I have fans? (Hi, Mom!) As mentioned, I have a third novel going through the beta writing process. It’s the first novel in a series, and the sequel is near completion. I hope the first book in the series is publication ready within the year, but I won’t count those chicks just yet. By the time this post goes live, I am hopefully neck-deep into writing the first draft of a Christmas novella due out later this year. Hopefully I haven’t jinxed myself by publicly discussing these projects! If all goes to plan, I’ll start writing my fifth book, the standalone story I’m plotting, later this year.

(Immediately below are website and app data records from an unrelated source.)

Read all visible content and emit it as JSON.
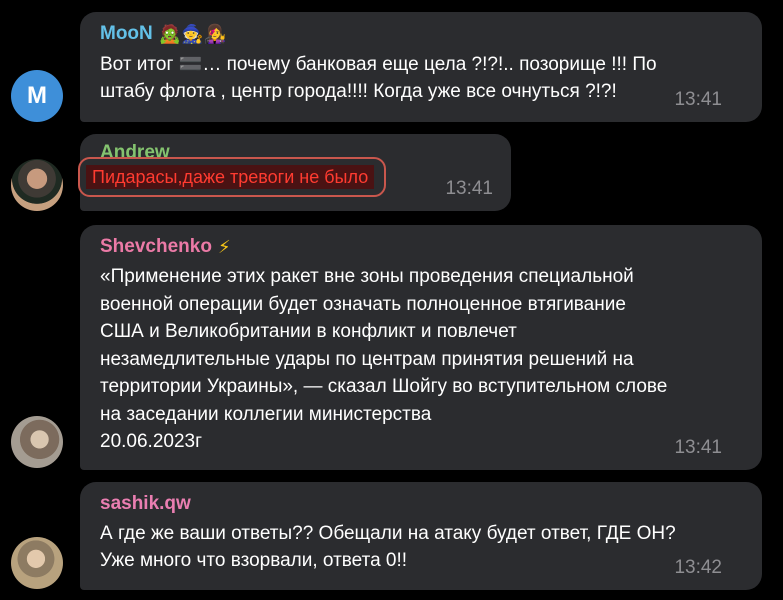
{
  "messages": [
    {
      "sender": "MooN",
      "sender_emoji": "🧟🧙👩‍🎤",
      "avatar_letter": "M",
      "text": "Вот итог 🟰… почему банковая еще цела ?!?!.. позорище !!! По\nштабу флота , центр города!!!! Когда уже все очнуться ?!?!",
      "time": "13:41"
    },
    {
      "sender": "Andrew",
      "text": "Пидарасы,даже тревоги не было",
      "time": "13:41"
    },
    {
      "sender": "Shevchenko",
      "sender_emoji": "⚡",
      "text": "«Применение этих ракет вне зоны проведения специальной\nвоенной операции будет означать полноценное втягивание\nСША и Великобритании в конфликт и повлечет\nнезамедлительные удары по центрам принятия решений на\nтерритории Украины», — сказал Шойгу во вступительном слове\nна заседании коллегии министерства\n20.06.2023г",
      "time": "13:41"
    },
    {
      "sender": "sashik.qw",
      "text": "А где же ваши ответы?? Обещали на атаку будет ответ, ГДЕ ОН?\nУже много что взорвали, ответа 0!!",
      "time": "13:42"
    }
  ],
  "colors": {
    "background": "#000000",
    "bubble": "#2b2c2f",
    "highlight_text": "#ff3b30",
    "highlight_border": "#c9574d"
  }
}
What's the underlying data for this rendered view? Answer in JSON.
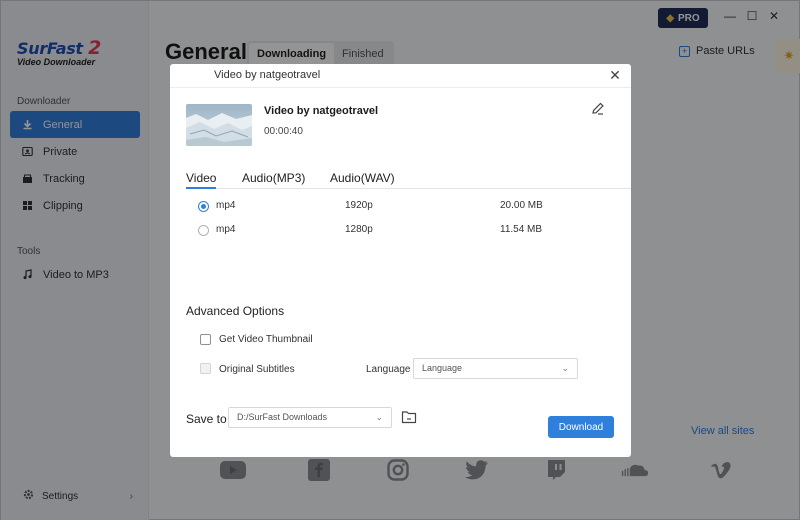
{
  "app": {
    "logo_text": "SurFast",
    "logo_number": "2",
    "logo_subtitle": "Video Downloader",
    "pro_label": "PRO",
    "page_title": "General",
    "tabs": [
      {
        "label": "Downloading",
        "selected": true
      },
      {
        "label": "Finished",
        "selected": false
      }
    ],
    "paste_label": "Paste URLs",
    "view_all_label": "View all sites",
    "sites": [
      "youtube-icon",
      "facebook-icon",
      "instagram-icon",
      "twitter-icon",
      "twitch-icon",
      "soundcloud-icon",
      "vimeo-icon"
    ]
  },
  "sidebar": {
    "downloader_section": "Downloader",
    "items": [
      {
        "label": "General",
        "icon": "download-icon",
        "active": true
      },
      {
        "label": "Private",
        "icon": "private-icon",
        "active": false
      },
      {
        "label": "Tracking",
        "icon": "tracking-icon",
        "active": false
      },
      {
        "label": "Clipping",
        "icon": "clipping-icon",
        "active": false
      }
    ],
    "tools_section": "Tools",
    "tools": [
      {
        "label": "Video to MP3",
        "icon": "music-note-icon"
      }
    ],
    "settings_label": "Settings"
  },
  "dialog": {
    "title": "Video by natgeotravel",
    "video_title": "Video by natgeotravel",
    "duration": "00:00:40",
    "format_tabs": [
      {
        "label": "Video",
        "selected": true
      },
      {
        "label": "Audio(MP3)",
        "selected": false
      },
      {
        "label": "Audio(WAV)",
        "selected": false
      }
    ],
    "options": [
      {
        "format": "mp4",
        "resolution": "1920p",
        "size": "20.00 MB",
        "selected": true
      },
      {
        "format": "mp4",
        "resolution": "1280p",
        "size": "11.54 MB",
        "selected": false
      }
    ],
    "advanced_title": "Advanced Options",
    "thumbnail_label": "Get Video Thumbnail",
    "subtitles_label": "Original Subtitles",
    "language_label": "Language",
    "language_placeholder": "Language",
    "save_to_label": "Save to",
    "save_path": "D:/SurFast Downloads",
    "download_label": "Download"
  },
  "colors": {
    "accent": "#2f7fdc",
    "pro_bg": "#1f2d5a",
    "logo_blue": "#1f4fb5",
    "logo_red": "#e23c5b"
  }
}
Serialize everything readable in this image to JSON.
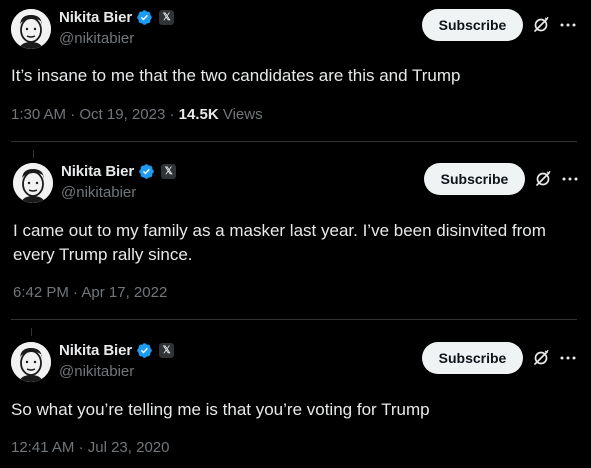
{
  "tweets": [
    {
      "name": "Nikita Bier",
      "handle": "@nikitabier",
      "subscribe_label": "Subscribe",
      "text": "It’s insane to me that the two candidates are this and Trump",
      "time": "1:30 AM",
      "date": "Oct 19, 2023",
      "views_count": "14.5K",
      "views_label": "Views"
    },
    {
      "name": "Nikita Bier",
      "handle": "@nikitabier",
      "subscribe_label": "Subscribe",
      "text": "I came out to my family as a masker last year. I’ve been disinvited from every Trump rally since.",
      "time": "6:42 PM",
      "date": "Apr 17, 2022"
    },
    {
      "name": "Nikita Bier",
      "handle": "@nikitabier",
      "subscribe_label": "Subscribe",
      "text": "So what you’re telling me is that you’re voting for Trump",
      "time": "12:41 AM",
      "date": "Jul 23, 2020"
    }
  ],
  "separator": "·",
  "x_badge_glyph": "𝕏",
  "colors": {
    "background": "#000000",
    "text": "#e7e9ea",
    "secondary": "#71767b",
    "verified": "#1d9bf0",
    "button_bg": "#eff3f4",
    "divider": "#2f3336"
  },
  "icons": [
    "verified-badge-icon",
    "x-affiliation-icon",
    "grok-icon",
    "more-icon"
  ]
}
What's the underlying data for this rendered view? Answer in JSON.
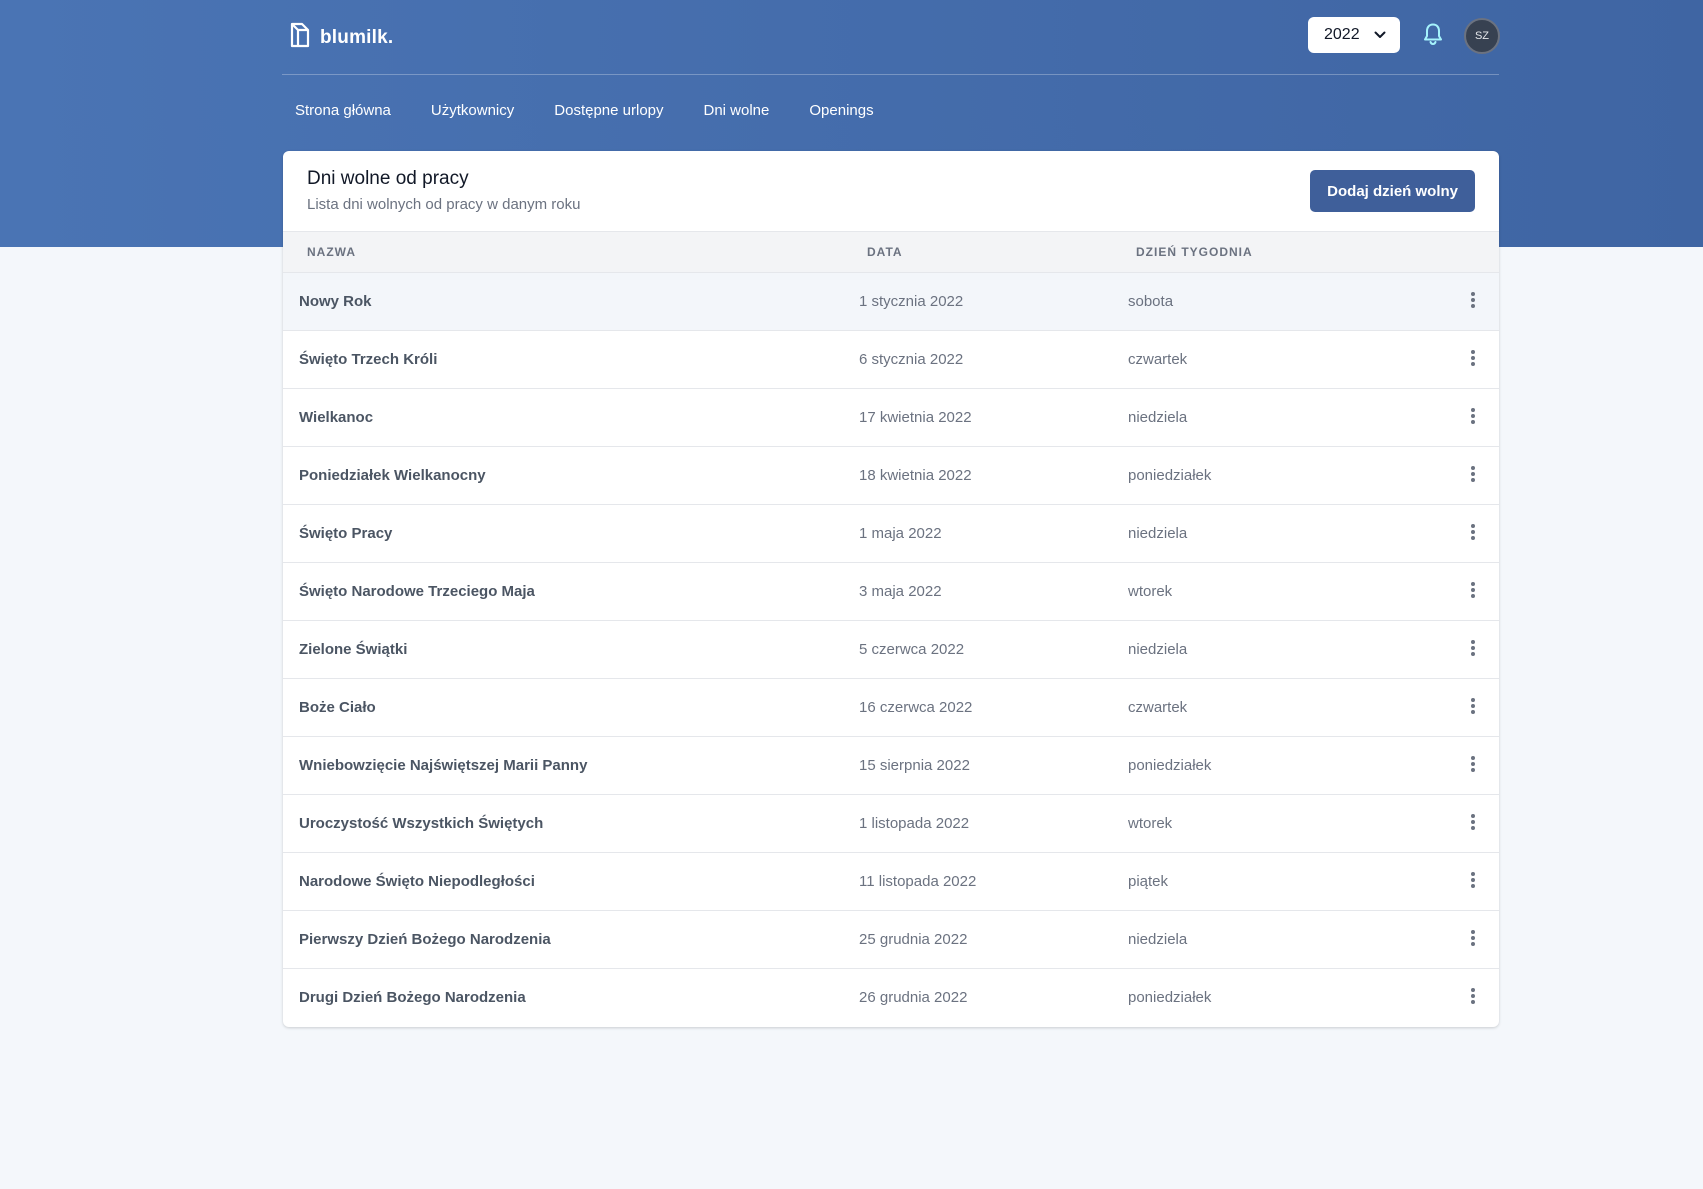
{
  "brand": {
    "name": "blumilk.",
    "logo_icon": "milk-carton-icon"
  },
  "header": {
    "year_select": {
      "value": "2022",
      "icon": "chevron-down-icon"
    },
    "notifications_icon": "bell-icon",
    "avatar_initials": "SZ"
  },
  "nav": {
    "items": [
      {
        "label": "Strona główna"
      },
      {
        "label": "Użytkownicy"
      },
      {
        "label": "Dostępne urlopy"
      },
      {
        "label": "Dni wolne"
      },
      {
        "label": "Openings"
      }
    ]
  },
  "page": {
    "title": "Dni wolne od pracy",
    "subtitle": "Lista dni wolnych od pracy w danym roku",
    "add_button_label": "Dodaj dzień wolny"
  },
  "table": {
    "columns": {
      "name": "NAZWA",
      "date": "DATA",
      "weekday": "DZIEŃ TYGODNIA"
    },
    "row_menu_icon": "dots-vertical-icon",
    "rows": [
      {
        "name": "Nowy Rok",
        "date": "1 stycznia 2022",
        "weekday": "sobota"
      },
      {
        "name": "Święto Trzech Króli",
        "date": "6 stycznia 2022",
        "weekday": "czwartek"
      },
      {
        "name": "Wielkanoc",
        "date": "17 kwietnia 2022",
        "weekday": "niedziela"
      },
      {
        "name": "Poniedziałek Wielkanocny",
        "date": "18 kwietnia 2022",
        "weekday": "poniedziałek"
      },
      {
        "name": "Święto Pracy",
        "date": "1 maja 2022",
        "weekday": "niedziela"
      },
      {
        "name": "Święto Narodowe Trzeciego Maja",
        "date": "3 maja 2022",
        "weekday": "wtorek"
      },
      {
        "name": "Zielone Świątki",
        "date": "5 czerwca 2022",
        "weekday": "niedziela"
      },
      {
        "name": "Boże Ciało",
        "date": "16 czerwca 2022",
        "weekday": "czwartek"
      },
      {
        "name": "Wniebowzięcie Najświętszej Marii Panny",
        "date": "15 sierpnia 2022",
        "weekday": "poniedziałek"
      },
      {
        "name": "Uroczystość Wszystkich Świętych",
        "date": "1 listopada 2022",
        "weekday": "wtorek"
      },
      {
        "name": "Narodowe Święto Niepodległości",
        "date": "11 listopada 2022",
        "weekday": "piątek"
      },
      {
        "name": "Pierwszy Dzień Bożego Narodzenia",
        "date": "25 grudnia 2022",
        "weekday": "niedziela"
      },
      {
        "name": "Drugi Dzień Bożego Narodzenia",
        "date": "26 grudnia 2022",
        "weekday": "poniedziałek"
      }
    ]
  },
  "colors": {
    "header_bg": "#4a74b4",
    "primary_button": "#3f5f9a",
    "page_bg": "#f4f7fb"
  }
}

Q. Last year, when we had our first interview, I asked you for advice for aspiring authors; and since I'd hate to make you repeat your advice again, I'm going to try something different. What advice do you have for people who have written their novels and think it's not good enough? What about for the people who believe they are ready to publish their novel?

If you fall into the first group of people, I’m with you, buddies. After you’ve written and revised and re-written and re-revised your manuscript so many times, it’s hard to still have affection for your project, and it’s easy to lose your confidence in it. At this point, I’d suggest taking a break from your story. Either step away from it completely and work on something else, or send it to a trusted friend or colleague who can beta-read it for you. He or she can offer you more objective feedback that might help you pinpoint what it is about this story that just doesn’t feel publication-ready. If you go the first route and take a little break, give yourself a few weeks or even months, because this will give you a chance to look at the novel with your own fresh set of eyes. You can’t do that when it’s too fresh on your mind. If you think your book is ready to publish, again, send it to a few beta-readers. Also, go over it again yourself to look for any editing errors. Once you’ve done that, and you feel really good about it, you can either query your book with agents or publishers or decide to self-publish it. No matter which route you go, make sure you have the book in the best shape possible. You might want to hire an editor, and I definitely encourage you to go that route if you self-publish. No matter how careful you are, there’s always going to be a typo or misspelled word that you miss. It’s just science.

Thank you so much, Josie Ann, for having me on the blog, today, and thanks to all of you for following along.

2 comments:

Samantha March said...

Thanks for hosting!

Laura Chapman said...

I had so much fun doing this interview. Thanks for your support and friendship!